The emphasis on aquatic life isn't exactly highlighted in the film's steamy marketing campaign, which goes to great lengths to sell the movie as a twist-filled take on Body Heat, with Anne Hathaway playing the mysterious femme fatale. And, at least for the first hour or so, that's what Serenity is. Dill's ex-wife Karen (Hathaway) disrupts his idyllic Beach Bum-esque life of drinking and fishing by arriving with her repugnant, abusive new husband Frank (Jason Clarke). She offers Dill $10 million cash to murder her loathsome hubby at sea, and Dill, an ex-soldier with a broken moral compass, is tempted. So far, so noir-y.
But, even from the start, it's clear that Knight is up to something a bit more high-concept than an old-school genre tribute. In between the Jimmy Buffett mystery plot, we keep learning about Dill's son Patrick, a prodigy who hides from his tyrannical step-father by typing away at the computer in his room. Also, a nebbish businessman played by Succession stand-out Jeremy Strong keeps making futile attempts to contact Dill with a message of some sort. A writer with a tendency to double-underline his themes, Knight doesn't place these plot elements in the background or fit them snugly into his pastiche.
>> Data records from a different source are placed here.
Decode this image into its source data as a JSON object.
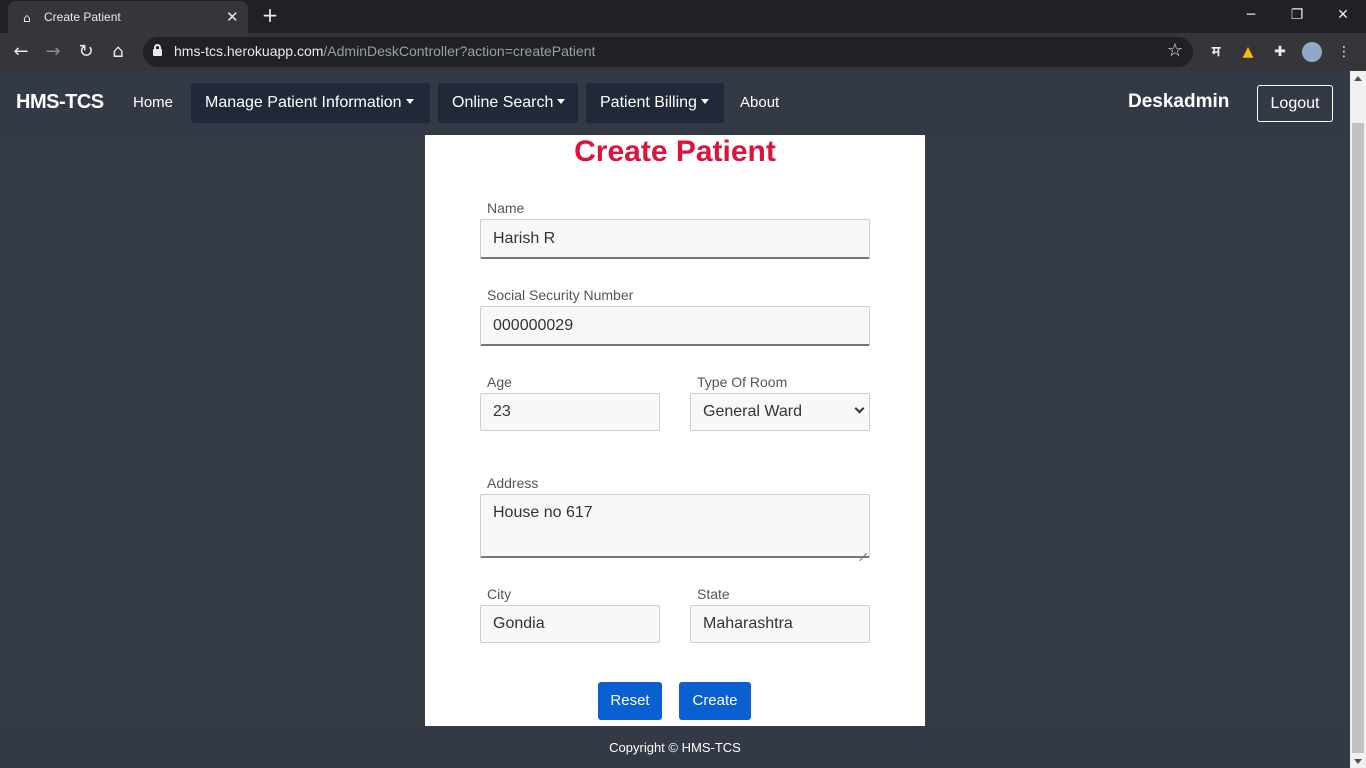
{
  "browser": {
    "tab_title": "Create Patient",
    "url_host": "hms-tcs.herokuapp.com",
    "url_path": "/AdminDeskController?action=createPatient",
    "ext_hindi_glyph": "म"
  },
  "navbar": {
    "brand": "HMS-TCS",
    "home": "Home",
    "manage": "Manage Patient Information",
    "search": "Online Search",
    "billing": "Patient Billing",
    "about": "About",
    "user": "Deskadmin",
    "logout": "Logout"
  },
  "form": {
    "title": "Create Patient",
    "name_label": "Name",
    "name_value": "Harish R",
    "ssn_label": "Social Security Number",
    "ssn_value": "000000029",
    "age_label": "Age",
    "age_value": "23",
    "room_label": "Type Of Room",
    "room_value": "General Ward",
    "address_label": "Address",
    "address_value": "House no 617",
    "city_label": "City",
    "city_value": "Gondia",
    "state_label": "State",
    "state_value": "Maharashtra",
    "reset": "Reset",
    "create": "Create"
  },
  "footer": {
    "copyright": "Copyright © HMS-TCS"
  },
  "colors": {
    "title": "#dc143c",
    "button": "#0a5fd3",
    "page_bg": "#353b45"
  }
}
They're buzzing in your face like flies for most of the movie's opening stretch.